Now, let’s say a backroom, under-the-table agreement was struck. Let’s say the Cosmos agreed with Schalke’s notion to sign Wright to keep him away from MLS’s more restrictive allocation rule set, to keep him from signing a deal that’d preclude him from moving to Europe. And let’s say the Cosmos went along with the gambit, upping their cachet among younger players while keeping Wright warm for an eventual (and legal) move to Europe after his 18th birthday. The U17 World Cup is a feeding ground for top clubs, which use the showcase to pull in players for their academies they might’ve missed. It’s the academy version of the World Cup. The flurry of transfers in the months afterward is notable.
So it isn’t outlandish that Schalke could be watching the U17 World Cup later this year with baited attention. And if he moves to Europe after his 18th birthday? Don’t say you’ll be surprised.
This is, of course, conjecture, although it’s educated and vaguely sourced. The Cosmos could have no designs on pushing Wright back into Europe, or the handshake arrangement could fall through if Wright gets injured or falls into a slump or the club simply loses interest. But it’s something to chew on in the aftermath of a seemingly random transfer when Wright had a very real pipeline to MLS minutes in his home city waiting for him. Instead, he went entirely across the country, to an NASL club that’s never had a consistently operating academy before.

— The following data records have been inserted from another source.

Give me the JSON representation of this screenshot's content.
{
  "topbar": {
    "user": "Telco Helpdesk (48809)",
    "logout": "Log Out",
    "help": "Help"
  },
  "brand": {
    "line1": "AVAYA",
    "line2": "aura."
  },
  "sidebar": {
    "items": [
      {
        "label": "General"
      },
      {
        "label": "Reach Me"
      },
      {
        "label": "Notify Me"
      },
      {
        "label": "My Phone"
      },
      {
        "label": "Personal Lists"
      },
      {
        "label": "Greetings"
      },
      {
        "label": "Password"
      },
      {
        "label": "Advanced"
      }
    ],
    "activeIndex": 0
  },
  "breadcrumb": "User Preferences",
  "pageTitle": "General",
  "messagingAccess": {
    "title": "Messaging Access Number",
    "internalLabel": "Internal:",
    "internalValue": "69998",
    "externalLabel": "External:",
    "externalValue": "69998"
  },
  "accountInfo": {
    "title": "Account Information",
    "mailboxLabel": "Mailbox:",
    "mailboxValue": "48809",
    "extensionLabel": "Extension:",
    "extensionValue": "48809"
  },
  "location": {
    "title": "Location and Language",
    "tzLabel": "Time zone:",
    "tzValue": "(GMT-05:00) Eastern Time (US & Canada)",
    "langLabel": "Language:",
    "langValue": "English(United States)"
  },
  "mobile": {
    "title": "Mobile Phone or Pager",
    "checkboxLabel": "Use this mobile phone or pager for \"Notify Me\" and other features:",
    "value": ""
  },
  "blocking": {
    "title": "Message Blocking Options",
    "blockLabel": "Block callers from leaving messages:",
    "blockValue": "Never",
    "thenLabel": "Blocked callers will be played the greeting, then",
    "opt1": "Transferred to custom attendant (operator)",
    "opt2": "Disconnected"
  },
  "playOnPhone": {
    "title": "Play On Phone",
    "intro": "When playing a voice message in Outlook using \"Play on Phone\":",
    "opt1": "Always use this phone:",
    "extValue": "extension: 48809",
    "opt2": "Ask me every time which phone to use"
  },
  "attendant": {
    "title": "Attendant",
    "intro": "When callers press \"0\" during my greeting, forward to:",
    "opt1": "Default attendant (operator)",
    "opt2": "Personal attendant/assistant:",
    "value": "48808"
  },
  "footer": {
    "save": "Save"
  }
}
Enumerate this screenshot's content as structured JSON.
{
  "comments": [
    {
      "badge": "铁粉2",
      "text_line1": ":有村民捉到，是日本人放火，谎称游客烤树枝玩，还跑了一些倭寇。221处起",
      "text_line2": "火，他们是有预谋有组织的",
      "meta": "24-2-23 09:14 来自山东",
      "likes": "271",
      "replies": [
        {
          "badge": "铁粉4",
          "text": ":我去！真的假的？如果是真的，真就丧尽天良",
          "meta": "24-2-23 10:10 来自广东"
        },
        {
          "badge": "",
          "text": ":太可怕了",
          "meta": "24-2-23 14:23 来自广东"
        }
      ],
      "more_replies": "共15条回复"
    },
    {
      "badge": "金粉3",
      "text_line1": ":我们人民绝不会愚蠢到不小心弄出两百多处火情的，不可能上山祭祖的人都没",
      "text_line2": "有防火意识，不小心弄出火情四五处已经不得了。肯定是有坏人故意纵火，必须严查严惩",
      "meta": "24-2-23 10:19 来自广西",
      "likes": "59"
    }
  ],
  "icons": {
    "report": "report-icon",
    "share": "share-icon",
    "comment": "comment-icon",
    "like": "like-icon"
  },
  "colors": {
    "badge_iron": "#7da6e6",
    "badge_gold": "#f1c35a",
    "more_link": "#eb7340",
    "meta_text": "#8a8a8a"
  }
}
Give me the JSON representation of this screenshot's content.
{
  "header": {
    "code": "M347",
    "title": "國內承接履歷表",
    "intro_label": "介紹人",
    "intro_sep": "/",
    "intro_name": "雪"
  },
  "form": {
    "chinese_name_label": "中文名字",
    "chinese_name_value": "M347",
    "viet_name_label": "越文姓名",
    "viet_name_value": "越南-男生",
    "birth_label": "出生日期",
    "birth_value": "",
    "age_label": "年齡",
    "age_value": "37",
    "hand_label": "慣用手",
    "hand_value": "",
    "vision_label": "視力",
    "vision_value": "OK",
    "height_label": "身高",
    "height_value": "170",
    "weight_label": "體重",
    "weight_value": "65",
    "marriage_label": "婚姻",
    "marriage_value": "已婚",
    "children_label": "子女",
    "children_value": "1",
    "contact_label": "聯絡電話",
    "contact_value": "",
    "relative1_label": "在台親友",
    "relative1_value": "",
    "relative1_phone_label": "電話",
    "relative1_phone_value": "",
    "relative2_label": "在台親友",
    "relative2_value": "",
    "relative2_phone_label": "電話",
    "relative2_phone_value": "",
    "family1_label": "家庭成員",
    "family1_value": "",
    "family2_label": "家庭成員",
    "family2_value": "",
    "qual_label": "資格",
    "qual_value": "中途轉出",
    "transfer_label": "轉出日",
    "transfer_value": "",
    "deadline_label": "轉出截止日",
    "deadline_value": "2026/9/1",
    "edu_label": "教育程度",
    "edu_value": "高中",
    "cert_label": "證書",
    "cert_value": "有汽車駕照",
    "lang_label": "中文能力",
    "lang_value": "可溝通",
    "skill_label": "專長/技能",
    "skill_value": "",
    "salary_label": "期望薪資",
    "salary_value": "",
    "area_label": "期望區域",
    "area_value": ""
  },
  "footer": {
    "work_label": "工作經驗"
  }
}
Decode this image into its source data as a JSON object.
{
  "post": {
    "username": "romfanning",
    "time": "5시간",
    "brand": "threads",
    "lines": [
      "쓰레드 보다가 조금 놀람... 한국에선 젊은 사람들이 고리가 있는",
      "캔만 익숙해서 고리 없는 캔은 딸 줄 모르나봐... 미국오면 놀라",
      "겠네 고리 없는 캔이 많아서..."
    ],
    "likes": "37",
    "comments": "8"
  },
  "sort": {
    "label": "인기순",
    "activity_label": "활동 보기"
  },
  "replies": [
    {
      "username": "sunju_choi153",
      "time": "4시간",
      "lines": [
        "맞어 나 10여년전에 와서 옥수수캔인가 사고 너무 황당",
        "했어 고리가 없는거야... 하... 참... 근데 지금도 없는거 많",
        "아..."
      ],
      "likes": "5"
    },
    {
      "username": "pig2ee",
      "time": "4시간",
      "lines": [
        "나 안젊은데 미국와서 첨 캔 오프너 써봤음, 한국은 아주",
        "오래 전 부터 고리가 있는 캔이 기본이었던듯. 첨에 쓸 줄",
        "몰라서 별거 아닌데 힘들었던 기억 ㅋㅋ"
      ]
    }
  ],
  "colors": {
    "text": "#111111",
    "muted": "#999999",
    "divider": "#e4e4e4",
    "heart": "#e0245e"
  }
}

The Cosmos’ gathering youth project is still in the (very) early stages, so it’s difficult to say whether the capture of players like Velela and Wright will contribute to its legitimacy or simply reaffirm the club’s status as a way-station. But know this: these signings are not historically in the Cosmos’ wheelhouse. It could signal a change in the guard in the way New York is evaluating its talent. Or it could be something else entirely.